Repeat each record below exactly, dropping the pictures.

■ **Supplied material**:
========

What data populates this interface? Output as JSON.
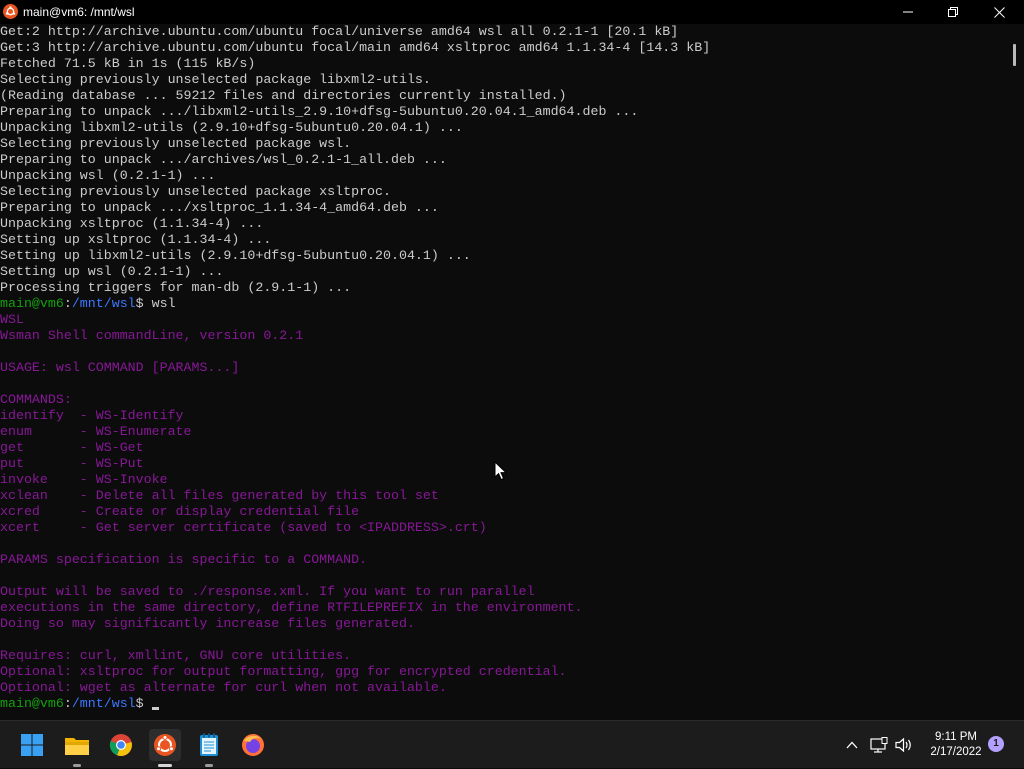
{
  "window": {
    "title": "main@vm6: /mnt/wsl",
    "controls": [
      "minimize-icon",
      "restore-icon",
      "close-icon"
    ]
  },
  "terminal": {
    "output": [
      {
        "t": "Get:2 http://archive.ubuntu.com/ubuntu focal/universe amd64 wsl all 0.2.1-1 [20.1 kB]",
        "c": "plain"
      },
      {
        "t": "Get:3 http://archive.ubuntu.com/ubuntu focal/main amd64 xsltproc amd64 1.1.34-4 [14.3 kB]",
        "c": "plain"
      },
      {
        "t": "Fetched 71.5 kB in 1s (115 kB/s)",
        "c": "plain"
      },
      {
        "t": "Selecting previously unselected package libxml2-utils.",
        "c": "plain"
      },
      {
        "t": "(Reading database ... 59212 files and directories currently installed.)",
        "c": "plain"
      },
      {
        "t": "Preparing to unpack .../libxml2-utils_2.9.10+dfsg-5ubuntu0.20.04.1_amd64.deb ...",
        "c": "plain"
      },
      {
        "t": "Unpacking libxml2-utils (2.9.10+dfsg-5ubuntu0.20.04.1) ...",
        "c": "plain"
      },
      {
        "t": "Selecting previously unselected package wsl.",
        "c": "plain"
      },
      {
        "t": "Preparing to unpack .../archives/wsl_0.2.1-1_all.deb ...",
        "c": "plain"
      },
      {
        "t": "Unpacking wsl (0.2.1-1) ...",
        "c": "plain"
      },
      {
        "t": "Selecting previously unselected package xsltproc.",
        "c": "plain"
      },
      {
        "t": "Preparing to unpack .../xsltproc_1.1.34-4_amd64.deb ...",
        "c": "plain"
      },
      {
        "t": "Unpacking xsltproc (1.1.34-4) ...",
        "c": "plain"
      },
      {
        "t": "Setting up xsltproc (1.1.34-4) ...",
        "c": "plain"
      },
      {
        "t": "Setting up libxml2-utils (2.9.10+dfsg-5ubuntu0.20.04.1) ...",
        "c": "plain"
      },
      {
        "t": "Setting up wsl (0.2.1-1) ...",
        "c": "plain"
      },
      {
        "t": "Processing triggers for man-db (2.9.1-1) ...",
        "c": "plain"
      },
      {
        "prompt": true,
        "cmd": "wsl"
      },
      {
        "t": "WSL",
        "c": "magenta"
      },
      {
        "t": "Wsman Shell commandLine, version 0.2.1",
        "c": "magenta"
      },
      {
        "t": "",
        "c": "magenta"
      },
      {
        "t": "USAGE: wsl COMMAND [PARAMS...]",
        "c": "magenta"
      },
      {
        "t": "",
        "c": "magenta"
      },
      {
        "t": "COMMANDS:",
        "c": "magenta"
      },
      {
        "t": "identify  - WS-Identify",
        "c": "magenta"
      },
      {
        "t": "enum      - WS-Enumerate",
        "c": "magenta"
      },
      {
        "t": "get       - WS-Get",
        "c": "magenta"
      },
      {
        "t": "put       - WS-Put",
        "c": "magenta"
      },
      {
        "t": "invoke    - WS-Invoke",
        "c": "magenta"
      },
      {
        "t": "xclean    - Delete all files generated by this tool set",
        "c": "magenta"
      },
      {
        "t": "xcred     - Create or display credential file",
        "c": "magenta"
      },
      {
        "t": "xcert     - Get server certificate (saved to <IPADDRESS>.crt)",
        "c": "magenta"
      },
      {
        "t": "",
        "c": "magenta"
      },
      {
        "t": "PARAMS specification is specific to a COMMAND.",
        "c": "magenta"
      },
      {
        "t": "",
        "c": "magenta"
      },
      {
        "t": "Output will be saved to ./response.xml. If you want to run parallel",
        "c": "magenta"
      },
      {
        "t": "executions in the same directory, define RTFILEPREFIX in the environment.",
        "c": "magenta"
      },
      {
        "t": "Doing so may significantly increase files generated.",
        "c": "magenta"
      },
      {
        "t": "",
        "c": "magenta"
      },
      {
        "t": "Requires: curl, xmllint, GNU core utilities.",
        "c": "magenta"
      },
      {
        "t": "Optional: xsltproc for output formatting, gpg for encrypted credential.",
        "c": "magenta"
      },
      {
        "t": "Optional: wget as alternate for curl when not available.",
        "c": "magenta"
      },
      {
        "prompt": true,
        "cmd": "",
        "cursor": true
      }
    ],
    "prompt": {
      "user_host": "main@vm6",
      "sep": ":",
      "path": "/mnt/wsl",
      "sigil": "$ "
    },
    "colors": {
      "foreground": "#cccccc",
      "background": "#0c0c0c",
      "magenta": "#881798",
      "prompt_user": "#13a10e",
      "prompt_path": "#3b78ff"
    }
  },
  "taskbar": {
    "apps": [
      "windows-start-icon",
      "file-explorer-icon",
      "chrome-icon",
      "ubuntu-terminal-icon",
      "notepad-icon",
      "firefox-icon"
    ],
    "tray": [
      "chevron-up-icon",
      "network-icon",
      "volume-icon"
    ],
    "time": "9:11 PM",
    "date": "2/17/2022",
    "notifications": "1"
  }
}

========

■ **Output of the task**:
What data populates this interface? Output as JSON.
{
  "window": {
    "title": "main@vm6: /mnt/wsl",
    "controls": [
      "minimize-icon",
      "restore-icon",
      "close-icon"
    ]
  },
  "terminal": {
    "output": [
      {
        "t": "Get:2 http://archive.ubuntu.com/ubuntu focal/universe amd64 wsl all 0.2.1-1 [20.1 kB]",
        "c": "plain"
      },
      {
        "t": "Get:3 http://archive.ubuntu.com/ubuntu focal/main amd64 xsltproc amd64 1.1.34-4 [14.3 kB]",
        "c": "plain"
      },
      {
        "t": "Fetched 71.5 kB in 1s (115 kB/s)",
        "c": "plain"
      },
      {
        "t": "Selecting previously unselected package libxml2-utils.",
        "c": "plain"
      },
      {
        "t": "(Reading database ... 59212 files and directories currently installed.)",
        "c": "plain"
      },
      {
        "t": "Preparing to unpack .../libxml2-utils_2.9.10+dfsg-5ubuntu0.20.04.1_amd64.deb ...",
        "c": "plain"
      },
      {
        "t": "Unpacking libxml2-utils (2.9.10+dfsg-5ubuntu0.20.04.1) ...",
        "c": "plain"
      },
      {
        "t": "Selecting previously unselected package wsl.",
        "c": "plain"
      },
      {
        "t": "Preparing to unpack .../archives/wsl_0.2.1-1_all.deb ...",
        "c": "plain"
      },
      {
        "t": "Unpacking wsl (0.2.1-1) ...",
        "c": "plain"
      },
      {
        "t": "Selecting previously unselected package xsltproc.",
        "c": "plain"
      },
      {
        "t": "Preparing to unpack .../xsltproc_1.1.34-4_amd64.deb ...",
        "c": "plain"
      },
      {
        "t": "Unpacking xsltproc (1.1.34-4) ...",
        "c": "plain"
      },
      {
        "t": "Setting up xsltproc (1.1.34-4) ...",
        "c": "plain"
      },
      {
        "t": "Setting up libxml2-utils (2.9.10+dfsg-5ubuntu0.20.04.1) ...",
        "c": "plain"
      },
      {
        "t": "Setting up wsl (0.2.1-1) ...",
        "c": "plain"
      },
      {
        "t": "Processing triggers for man-db (2.9.1-1) ...",
        "c": "plain"
      },
      {
        "prompt": true,
        "cmd": "wsl"
      },
      {
        "t": "WSL",
        "c": "magenta"
      },
      {
        "t": "Wsman Shell commandLine, version 0.2.1",
        "c": "magenta"
      },
      {
        "t": "",
        "c": "magenta"
      },
      {
        "t": "USAGE: wsl COMMAND [PARAMS...]",
        "c": "magenta"
      },
      {
        "t": "",
        "c": "magenta"
      },
      {
        "t": "COMMANDS:",
        "c": "magenta"
      },
      {
        "t": "identify  - WS-Identify",
        "c": "magenta"
      },
      {
        "t": "enum      - WS-Enumerate",
        "c": "magenta"
      },
      {
        "t": "get       - WS-Get",
        "c": "magenta"
      },
      {
        "t": "put       - WS-Put",
        "c": "magenta"
      },
      {
        "t": "invoke    - WS-Invoke",
        "c": "magenta"
      },
      {
        "t": "xclean    - Delete all files generated by this tool set",
        "c": "magenta"
      },
      {
        "t": "xcred     - Create or display credential file",
        "c": "magenta"
      },
      {
        "t": "xcert     - Get server certificate (saved to <IPADDRESS>.crt)",
        "c": "magenta"
      },
      {
        "t": "",
        "c": "magenta"
      },
      {
        "t": "PARAMS specification is specific to a COMMAND.",
        "c": "magenta"
      },
      {
        "t": "",
        "c": "magenta"
      },
      {
        "t": "Output will be saved to ./response.xml. If you want to run parallel",
        "c": "magenta"
      },
      {
        "t": "executions in the same directory, define RTFILEPREFIX in the environment.",
        "c": "magenta"
      },
      {
        "t": "Doing so may significantly increase files generated.",
        "c": "magenta"
      },
      {
        "t": "",
        "c": "magenta"
      },
      {
        "t": "Requires: curl, xmllint, GNU core utilities.",
        "c": "magenta"
      },
      {
        "t": "Optional: xsltproc for output formatting, gpg for encrypted credential.",
        "c": "magenta"
      },
      {
        "t": "Optional: wget as alternate for curl when not available.",
        "c": "magenta"
      },
      {
        "prompt": true,
        "cmd": "",
        "cursor": true
      }
    ],
    "prompt": {
      "user_host": "main@vm6",
      "sep": ":",
      "path": "/mnt/wsl",
      "sigil": "$ "
    },
    "colors": {
      "foreground": "#cccccc",
      "background": "#0c0c0c",
      "magenta": "#881798",
      "prompt_user": "#13a10e",
      "prompt_path": "#3b78ff"
    }
  },
  "taskbar": {
    "apps": [
      "windows-start-icon",
      "file-explorer-icon",
      "chrome-icon",
      "ubuntu-terminal-icon",
      "notepad-icon",
      "firefox-icon"
    ],
    "tray": [
      "chevron-up-icon",
      "network-icon",
      "volume-icon"
    ],
    "time": "9:11 PM",
    "date": "2/17/2022",
    "notifications": "1"
  }
}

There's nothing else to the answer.